Your goal
Leave no picture in, and give every entry again exactly.

The data

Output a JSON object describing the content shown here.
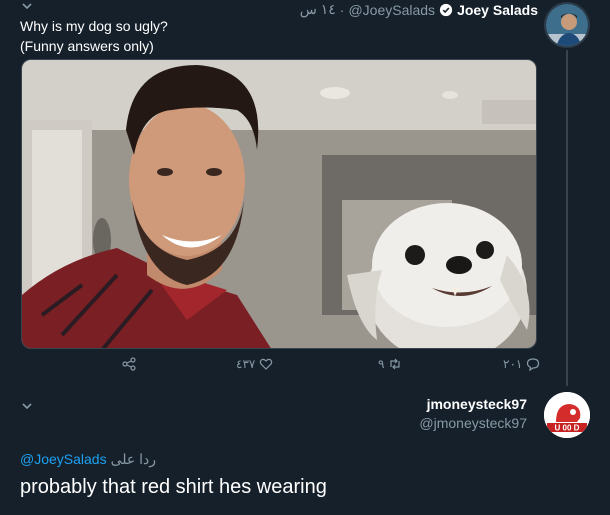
{
  "tweet1": {
    "display_name": "Joey Salads",
    "handle": "@JoeySalads",
    "time": "١٤ س",
    "separator": "·",
    "text_line1": "Why is my dog so ugly?",
    "text_line2": "(Funny answers only)",
    "actions": {
      "reply_count": "٢٠١",
      "retweet_count": "٩",
      "like_count": "٤٣٧"
    }
  },
  "tweet2": {
    "display_name": "jmoneysteck97",
    "handle": "@jmoneysteck97",
    "avatar_text": "U 00 D",
    "reply_prefix": "ردا على",
    "reply_to": "@JoeySalads",
    "text": "probably that red shirt hes wearing"
  },
  "colors": {
    "background": "#15202b",
    "text_muted": "#8899a6",
    "link": "#1da1f2",
    "divider": "#38444d"
  }
}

Answer to the problem
Output a JSON object describing the content shown here.
{
  "tweet1": {
    "display_name": "Joey Salads",
    "handle": "@JoeySalads",
    "time": "١٤ س",
    "separator": "·",
    "text_line1": "Why is my dog so ugly?",
    "text_line2": "(Funny answers only)",
    "actions": {
      "reply_count": "٢٠١",
      "retweet_count": "٩",
      "like_count": "٤٣٧"
    }
  },
  "tweet2": {
    "display_name": "jmoneysteck97",
    "handle": "@jmoneysteck97",
    "avatar_text": "U 00 D",
    "reply_prefix": "ردا على",
    "reply_to": "@JoeySalads",
    "text": "probably that red shirt hes wearing"
  },
  "colors": {
    "background": "#15202b",
    "text_muted": "#8899a6",
    "link": "#1da1f2",
    "divider": "#38444d"
  }
}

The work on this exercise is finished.